    – Management was onsite prior & during to the storm checking conditions, safety concerns and continued 24/7 until the crisis was over and services completely restored.

    – We notified residents by email, posted in the lobby’s and some door to door (17) times regarding storm preparation, updates etc starting October 26, 2012 through November 7, 2012.

    – We had emergency supplies in each lobby years prior to this happening, which is checked every 6 months.

    – Management worked with local agencies to get the necessary help it needed during the crisis, this started with my being a CB2 CERT member (last 3 years) who has volunteered the last two hurricanes to set up the evacuation center at Seward Park HS. This has helped forge relationships that benefit the co-ops shareholders and the LES community.

    – Management immediately started having generators in the community room and office for use by shareholders so that they could communicate and receive our messages quickly and keep in touch with their families.

    – Management set up a food distribution center in the community room and 403 Grand street prior to any other food being distributed in the neighborhood, distributing bus loads of food after asking OEM & a representative from the mayor’s office for help.

    – Management worked to get a generator to provide water to the apartments that was delivered from Wisconsin.

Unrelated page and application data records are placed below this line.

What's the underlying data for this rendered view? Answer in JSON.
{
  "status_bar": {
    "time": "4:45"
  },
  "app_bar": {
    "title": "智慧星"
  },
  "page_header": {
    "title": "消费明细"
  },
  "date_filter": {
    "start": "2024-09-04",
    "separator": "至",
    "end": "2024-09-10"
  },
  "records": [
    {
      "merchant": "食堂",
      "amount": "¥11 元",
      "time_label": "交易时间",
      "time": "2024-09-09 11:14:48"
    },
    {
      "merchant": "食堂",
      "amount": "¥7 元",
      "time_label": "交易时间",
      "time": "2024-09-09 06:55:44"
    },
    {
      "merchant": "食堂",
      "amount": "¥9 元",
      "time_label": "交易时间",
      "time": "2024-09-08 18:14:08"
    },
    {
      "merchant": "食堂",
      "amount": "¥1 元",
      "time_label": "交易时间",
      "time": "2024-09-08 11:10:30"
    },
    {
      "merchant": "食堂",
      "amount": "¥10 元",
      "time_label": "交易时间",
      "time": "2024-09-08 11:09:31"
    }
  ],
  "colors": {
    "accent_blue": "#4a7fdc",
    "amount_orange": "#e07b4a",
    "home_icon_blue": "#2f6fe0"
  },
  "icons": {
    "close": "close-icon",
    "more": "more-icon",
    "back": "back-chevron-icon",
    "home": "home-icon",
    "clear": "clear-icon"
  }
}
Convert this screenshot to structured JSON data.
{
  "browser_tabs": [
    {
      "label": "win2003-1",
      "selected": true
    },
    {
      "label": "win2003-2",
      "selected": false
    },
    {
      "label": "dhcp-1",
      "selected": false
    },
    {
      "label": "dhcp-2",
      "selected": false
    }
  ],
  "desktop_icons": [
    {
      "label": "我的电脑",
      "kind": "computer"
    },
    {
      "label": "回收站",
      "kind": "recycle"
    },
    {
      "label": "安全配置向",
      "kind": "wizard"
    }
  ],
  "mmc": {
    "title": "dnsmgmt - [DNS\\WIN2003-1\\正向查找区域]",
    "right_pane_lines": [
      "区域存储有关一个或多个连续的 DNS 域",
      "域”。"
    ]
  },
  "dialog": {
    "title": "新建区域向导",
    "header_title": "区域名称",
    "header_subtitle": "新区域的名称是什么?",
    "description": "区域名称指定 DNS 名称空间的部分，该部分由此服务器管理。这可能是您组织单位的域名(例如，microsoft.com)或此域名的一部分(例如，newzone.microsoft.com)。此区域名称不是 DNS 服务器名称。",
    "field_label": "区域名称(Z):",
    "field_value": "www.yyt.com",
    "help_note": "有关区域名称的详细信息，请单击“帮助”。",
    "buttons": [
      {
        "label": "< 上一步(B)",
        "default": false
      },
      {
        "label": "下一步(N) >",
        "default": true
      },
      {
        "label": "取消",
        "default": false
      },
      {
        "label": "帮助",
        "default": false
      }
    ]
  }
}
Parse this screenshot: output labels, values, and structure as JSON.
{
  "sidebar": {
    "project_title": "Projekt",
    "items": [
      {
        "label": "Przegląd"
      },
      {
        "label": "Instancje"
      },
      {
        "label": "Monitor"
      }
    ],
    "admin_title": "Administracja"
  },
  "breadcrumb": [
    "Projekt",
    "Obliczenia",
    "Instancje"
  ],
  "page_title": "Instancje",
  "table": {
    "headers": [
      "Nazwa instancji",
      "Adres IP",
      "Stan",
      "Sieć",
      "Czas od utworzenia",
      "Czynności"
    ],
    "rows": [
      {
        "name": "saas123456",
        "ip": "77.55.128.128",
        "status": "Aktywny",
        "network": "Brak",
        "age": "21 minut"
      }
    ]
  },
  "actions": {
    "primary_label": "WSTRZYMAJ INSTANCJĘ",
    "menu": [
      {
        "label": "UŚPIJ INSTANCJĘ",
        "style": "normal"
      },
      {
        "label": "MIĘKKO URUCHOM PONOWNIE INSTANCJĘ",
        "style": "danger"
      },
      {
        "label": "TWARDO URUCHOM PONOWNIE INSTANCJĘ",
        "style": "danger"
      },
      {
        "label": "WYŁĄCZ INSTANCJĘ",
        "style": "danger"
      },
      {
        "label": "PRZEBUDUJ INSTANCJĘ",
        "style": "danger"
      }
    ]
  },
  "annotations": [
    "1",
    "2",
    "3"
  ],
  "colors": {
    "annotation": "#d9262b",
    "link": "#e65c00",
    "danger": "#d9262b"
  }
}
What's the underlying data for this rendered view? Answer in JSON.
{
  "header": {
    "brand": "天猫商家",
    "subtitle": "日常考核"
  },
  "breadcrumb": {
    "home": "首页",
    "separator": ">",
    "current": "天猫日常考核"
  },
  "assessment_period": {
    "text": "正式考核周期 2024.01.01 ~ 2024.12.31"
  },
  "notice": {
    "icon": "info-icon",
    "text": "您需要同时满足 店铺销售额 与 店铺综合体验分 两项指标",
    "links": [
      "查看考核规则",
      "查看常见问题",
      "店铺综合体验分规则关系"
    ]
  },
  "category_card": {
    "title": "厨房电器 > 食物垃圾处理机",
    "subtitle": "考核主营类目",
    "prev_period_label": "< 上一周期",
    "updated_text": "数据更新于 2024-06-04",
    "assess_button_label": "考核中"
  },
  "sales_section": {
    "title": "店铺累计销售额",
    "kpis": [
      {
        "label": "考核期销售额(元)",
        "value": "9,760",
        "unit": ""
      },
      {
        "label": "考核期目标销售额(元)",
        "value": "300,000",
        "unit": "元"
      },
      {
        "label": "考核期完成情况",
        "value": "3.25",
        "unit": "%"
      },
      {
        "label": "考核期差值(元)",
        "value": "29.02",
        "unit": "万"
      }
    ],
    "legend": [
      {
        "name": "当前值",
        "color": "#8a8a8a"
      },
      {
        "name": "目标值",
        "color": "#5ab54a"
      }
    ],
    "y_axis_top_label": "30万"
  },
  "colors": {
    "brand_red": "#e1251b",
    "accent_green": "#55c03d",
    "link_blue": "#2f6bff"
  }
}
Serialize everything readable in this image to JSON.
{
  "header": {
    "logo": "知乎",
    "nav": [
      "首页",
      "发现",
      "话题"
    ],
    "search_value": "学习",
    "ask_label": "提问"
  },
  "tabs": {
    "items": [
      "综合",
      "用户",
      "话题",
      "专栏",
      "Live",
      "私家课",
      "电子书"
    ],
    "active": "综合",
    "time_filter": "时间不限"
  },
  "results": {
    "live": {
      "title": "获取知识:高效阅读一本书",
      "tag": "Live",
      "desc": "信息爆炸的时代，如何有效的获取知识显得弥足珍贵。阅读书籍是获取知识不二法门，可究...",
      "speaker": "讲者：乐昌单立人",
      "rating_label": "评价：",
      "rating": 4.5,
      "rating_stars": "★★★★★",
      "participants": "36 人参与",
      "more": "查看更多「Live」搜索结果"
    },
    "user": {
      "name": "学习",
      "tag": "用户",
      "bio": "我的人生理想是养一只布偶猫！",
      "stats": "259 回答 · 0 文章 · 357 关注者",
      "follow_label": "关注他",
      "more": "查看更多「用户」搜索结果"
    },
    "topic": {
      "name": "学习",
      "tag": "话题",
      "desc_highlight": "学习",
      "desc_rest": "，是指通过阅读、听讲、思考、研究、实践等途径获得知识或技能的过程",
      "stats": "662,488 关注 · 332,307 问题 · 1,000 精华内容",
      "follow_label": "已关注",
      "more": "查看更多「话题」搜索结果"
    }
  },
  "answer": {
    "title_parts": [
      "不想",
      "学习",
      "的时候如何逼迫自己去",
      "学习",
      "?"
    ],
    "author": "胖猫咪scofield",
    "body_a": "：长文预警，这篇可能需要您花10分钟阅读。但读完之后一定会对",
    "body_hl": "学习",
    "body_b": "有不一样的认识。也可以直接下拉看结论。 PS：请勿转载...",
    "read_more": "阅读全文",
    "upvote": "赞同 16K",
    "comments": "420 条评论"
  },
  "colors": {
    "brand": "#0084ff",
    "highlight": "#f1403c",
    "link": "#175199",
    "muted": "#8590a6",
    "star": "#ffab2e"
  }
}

    – We had compiled a list of shareholders in need from different local agencies such as NORC, UJC and Pastor Rivera and also by word of mouth of other shareholders and those that requested we check on them.

    – Management worked to have the National Guard/Salvation army go through the building with volunteers to hand out food to those in need, prior to that we handed out food with NORC and volunteers and checked on our residents.

    – Management, the Board & Volunteers handed out approximately 250 space heaters to those in need days prior to the Nor Easter happening.

    – Once the crisis was over for SPC, all leftover donated food, supplies etc were sent back to those that needed it in areas that are much less fortunate than ours.

    I want to make clear that the Board of Directors, management, SPC staff, local agencies & SPC shareholder volunteers worked very hard to make sure those in need were checked, got the items necessary and were safe and protected at all times. We all worked very hard on behalf of all shareholders and residents.

    I want to specifically thank the Board of Directors SPC, management & SPC Staff, SPC Volunteers, Jonathan West President CHG, Bonnie Lumagui NORC, UJC, Pastor Rivera, Speaker Silver office, Senator Squadron office, Councilwoman Jessica Laffin, Nicky Teo NYPD Community Affairs officer, 7th Precinct Officers, Salvation Army, National Guard, Jerry Chan OEM CERT, Representatives of the Mayor’s office, Don West 7th Precinct Council, Abe & Mathew Fried Hatzollah Volunteer Ambulance service, Hesche Jacobs GM East River Housing and Con Edison workers for all the contributions they all made and coming together during this crisis for the residents of SPC.